START PROVIDED DATA

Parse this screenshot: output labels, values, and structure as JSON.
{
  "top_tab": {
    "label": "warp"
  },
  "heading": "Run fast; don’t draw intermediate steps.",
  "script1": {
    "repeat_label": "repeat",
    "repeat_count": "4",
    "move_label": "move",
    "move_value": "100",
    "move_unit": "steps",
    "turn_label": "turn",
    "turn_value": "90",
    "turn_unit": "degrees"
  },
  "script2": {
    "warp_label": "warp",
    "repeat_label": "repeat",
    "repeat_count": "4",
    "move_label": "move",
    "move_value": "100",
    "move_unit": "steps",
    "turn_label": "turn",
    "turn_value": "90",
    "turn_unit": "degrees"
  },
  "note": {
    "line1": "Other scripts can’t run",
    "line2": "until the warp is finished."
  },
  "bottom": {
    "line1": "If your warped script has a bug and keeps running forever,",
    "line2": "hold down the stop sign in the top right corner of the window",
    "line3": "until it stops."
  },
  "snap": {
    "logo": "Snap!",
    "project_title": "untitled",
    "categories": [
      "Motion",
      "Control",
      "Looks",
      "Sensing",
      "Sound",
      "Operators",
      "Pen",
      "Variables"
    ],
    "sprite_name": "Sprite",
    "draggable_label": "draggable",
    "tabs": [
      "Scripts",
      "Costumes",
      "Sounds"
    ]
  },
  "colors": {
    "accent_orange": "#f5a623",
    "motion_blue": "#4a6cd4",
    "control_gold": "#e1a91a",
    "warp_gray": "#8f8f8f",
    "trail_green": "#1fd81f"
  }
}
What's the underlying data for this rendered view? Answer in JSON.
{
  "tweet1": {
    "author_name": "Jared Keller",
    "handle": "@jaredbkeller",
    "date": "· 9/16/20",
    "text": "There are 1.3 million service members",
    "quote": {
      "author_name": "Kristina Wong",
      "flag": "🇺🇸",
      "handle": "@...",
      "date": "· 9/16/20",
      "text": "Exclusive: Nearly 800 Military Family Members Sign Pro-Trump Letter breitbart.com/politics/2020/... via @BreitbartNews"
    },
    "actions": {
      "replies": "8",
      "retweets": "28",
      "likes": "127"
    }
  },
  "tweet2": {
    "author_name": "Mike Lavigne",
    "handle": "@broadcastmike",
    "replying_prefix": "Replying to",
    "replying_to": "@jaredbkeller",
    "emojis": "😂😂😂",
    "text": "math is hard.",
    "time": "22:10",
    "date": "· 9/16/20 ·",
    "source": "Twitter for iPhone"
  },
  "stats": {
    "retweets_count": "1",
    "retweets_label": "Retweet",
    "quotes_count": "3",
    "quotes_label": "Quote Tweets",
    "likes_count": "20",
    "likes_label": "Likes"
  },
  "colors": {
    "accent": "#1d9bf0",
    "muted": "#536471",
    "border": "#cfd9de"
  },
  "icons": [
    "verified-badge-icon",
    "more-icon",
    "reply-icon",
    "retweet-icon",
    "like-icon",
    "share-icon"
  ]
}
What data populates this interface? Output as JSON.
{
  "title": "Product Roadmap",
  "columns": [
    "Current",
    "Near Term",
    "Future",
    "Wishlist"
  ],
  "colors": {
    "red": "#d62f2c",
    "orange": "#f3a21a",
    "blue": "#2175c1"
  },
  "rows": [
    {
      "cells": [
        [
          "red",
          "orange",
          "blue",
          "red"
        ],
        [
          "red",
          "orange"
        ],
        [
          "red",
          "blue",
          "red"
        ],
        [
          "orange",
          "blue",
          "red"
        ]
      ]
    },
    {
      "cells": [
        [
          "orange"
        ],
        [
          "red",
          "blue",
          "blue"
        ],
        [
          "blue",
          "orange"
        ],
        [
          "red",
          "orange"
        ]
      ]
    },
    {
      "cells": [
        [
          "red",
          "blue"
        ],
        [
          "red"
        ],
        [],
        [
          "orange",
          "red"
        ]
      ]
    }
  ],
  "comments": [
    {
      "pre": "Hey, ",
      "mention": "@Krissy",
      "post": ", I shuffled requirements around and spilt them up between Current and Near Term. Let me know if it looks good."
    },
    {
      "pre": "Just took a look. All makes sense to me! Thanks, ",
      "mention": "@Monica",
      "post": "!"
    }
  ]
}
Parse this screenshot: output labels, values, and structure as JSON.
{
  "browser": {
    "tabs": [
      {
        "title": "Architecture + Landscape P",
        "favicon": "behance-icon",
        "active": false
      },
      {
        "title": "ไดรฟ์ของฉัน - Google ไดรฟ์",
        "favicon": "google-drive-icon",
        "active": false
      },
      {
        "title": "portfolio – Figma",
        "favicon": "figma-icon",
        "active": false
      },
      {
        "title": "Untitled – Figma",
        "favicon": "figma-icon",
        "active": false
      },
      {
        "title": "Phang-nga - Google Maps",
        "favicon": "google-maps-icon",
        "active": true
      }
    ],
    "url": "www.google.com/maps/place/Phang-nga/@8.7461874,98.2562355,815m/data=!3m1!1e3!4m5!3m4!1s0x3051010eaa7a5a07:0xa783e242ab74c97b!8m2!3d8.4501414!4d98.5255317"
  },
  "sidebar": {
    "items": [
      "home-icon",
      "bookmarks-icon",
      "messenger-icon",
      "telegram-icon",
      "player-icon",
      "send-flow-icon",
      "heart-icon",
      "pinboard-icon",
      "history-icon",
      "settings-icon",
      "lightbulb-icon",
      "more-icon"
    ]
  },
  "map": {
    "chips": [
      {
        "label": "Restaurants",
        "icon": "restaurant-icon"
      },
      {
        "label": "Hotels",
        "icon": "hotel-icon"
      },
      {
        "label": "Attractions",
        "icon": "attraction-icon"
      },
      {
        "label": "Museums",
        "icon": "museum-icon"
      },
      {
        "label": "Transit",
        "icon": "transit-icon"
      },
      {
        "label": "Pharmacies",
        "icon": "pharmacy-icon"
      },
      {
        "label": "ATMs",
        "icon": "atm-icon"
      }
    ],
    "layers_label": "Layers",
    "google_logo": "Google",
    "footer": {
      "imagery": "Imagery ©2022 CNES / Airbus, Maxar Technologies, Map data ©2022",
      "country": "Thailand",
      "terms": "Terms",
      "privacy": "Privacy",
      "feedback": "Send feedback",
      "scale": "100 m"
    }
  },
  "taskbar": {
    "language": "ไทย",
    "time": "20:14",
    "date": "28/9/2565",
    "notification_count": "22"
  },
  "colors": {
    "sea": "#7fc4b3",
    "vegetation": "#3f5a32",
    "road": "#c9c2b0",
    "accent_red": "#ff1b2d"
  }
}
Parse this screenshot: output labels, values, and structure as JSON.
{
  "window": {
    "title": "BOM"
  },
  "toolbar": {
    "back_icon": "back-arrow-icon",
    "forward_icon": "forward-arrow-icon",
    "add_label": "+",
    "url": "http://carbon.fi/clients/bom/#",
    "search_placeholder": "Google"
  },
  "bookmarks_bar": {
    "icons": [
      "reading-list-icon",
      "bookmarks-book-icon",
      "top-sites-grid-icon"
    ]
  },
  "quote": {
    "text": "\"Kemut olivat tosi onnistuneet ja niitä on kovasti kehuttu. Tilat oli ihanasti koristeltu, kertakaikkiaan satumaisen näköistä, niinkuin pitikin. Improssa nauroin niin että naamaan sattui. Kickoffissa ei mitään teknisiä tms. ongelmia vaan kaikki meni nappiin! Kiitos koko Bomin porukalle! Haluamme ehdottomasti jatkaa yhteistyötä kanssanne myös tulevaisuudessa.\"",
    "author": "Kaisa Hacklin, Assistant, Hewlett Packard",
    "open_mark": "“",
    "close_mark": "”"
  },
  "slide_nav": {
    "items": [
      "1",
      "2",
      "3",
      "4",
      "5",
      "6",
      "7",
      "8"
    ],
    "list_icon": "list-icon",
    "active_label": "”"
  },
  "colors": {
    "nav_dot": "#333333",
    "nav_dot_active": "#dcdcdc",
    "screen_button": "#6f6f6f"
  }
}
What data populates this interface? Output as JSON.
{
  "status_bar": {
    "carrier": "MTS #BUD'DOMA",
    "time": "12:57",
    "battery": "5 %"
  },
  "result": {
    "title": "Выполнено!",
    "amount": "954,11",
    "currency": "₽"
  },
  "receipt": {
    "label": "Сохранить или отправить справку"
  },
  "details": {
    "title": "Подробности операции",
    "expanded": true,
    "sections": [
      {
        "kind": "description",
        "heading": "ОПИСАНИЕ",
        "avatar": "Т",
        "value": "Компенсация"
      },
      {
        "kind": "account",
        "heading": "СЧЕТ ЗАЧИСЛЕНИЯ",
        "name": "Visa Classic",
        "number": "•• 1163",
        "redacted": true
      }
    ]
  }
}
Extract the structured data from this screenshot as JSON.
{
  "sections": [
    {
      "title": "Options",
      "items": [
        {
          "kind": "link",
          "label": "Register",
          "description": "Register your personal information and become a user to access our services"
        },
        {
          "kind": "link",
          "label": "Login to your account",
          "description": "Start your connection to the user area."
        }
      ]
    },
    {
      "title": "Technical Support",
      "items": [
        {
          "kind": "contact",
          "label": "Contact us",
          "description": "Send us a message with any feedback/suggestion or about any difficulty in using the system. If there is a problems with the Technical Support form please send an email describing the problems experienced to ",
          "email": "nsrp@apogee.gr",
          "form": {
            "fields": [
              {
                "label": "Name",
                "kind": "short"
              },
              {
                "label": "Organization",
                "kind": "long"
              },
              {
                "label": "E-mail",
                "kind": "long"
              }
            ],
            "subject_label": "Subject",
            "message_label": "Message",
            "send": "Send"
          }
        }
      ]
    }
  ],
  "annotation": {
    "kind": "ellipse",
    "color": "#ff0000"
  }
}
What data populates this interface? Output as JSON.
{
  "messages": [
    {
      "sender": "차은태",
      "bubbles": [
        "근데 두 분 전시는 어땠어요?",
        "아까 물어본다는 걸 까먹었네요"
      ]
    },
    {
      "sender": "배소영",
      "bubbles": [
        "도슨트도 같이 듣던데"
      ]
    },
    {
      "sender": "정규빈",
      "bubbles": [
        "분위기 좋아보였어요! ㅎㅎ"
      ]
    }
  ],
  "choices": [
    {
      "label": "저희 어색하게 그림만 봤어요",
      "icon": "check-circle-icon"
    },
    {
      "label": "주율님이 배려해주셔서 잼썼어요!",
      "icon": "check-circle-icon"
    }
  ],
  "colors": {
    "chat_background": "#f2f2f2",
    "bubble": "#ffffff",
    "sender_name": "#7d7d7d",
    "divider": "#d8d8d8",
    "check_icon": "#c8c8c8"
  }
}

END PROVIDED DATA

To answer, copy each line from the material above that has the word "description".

        "kind": "description",
          "description": "Register your personal information and become a user to access our services"
          "description": "Start your connection to the user area."
          "description": "Send us a message with any feedback/suggestion or about any difficulty in using the system. If there is a problems with the Technical Support form please send an email describing the problems experienced to ",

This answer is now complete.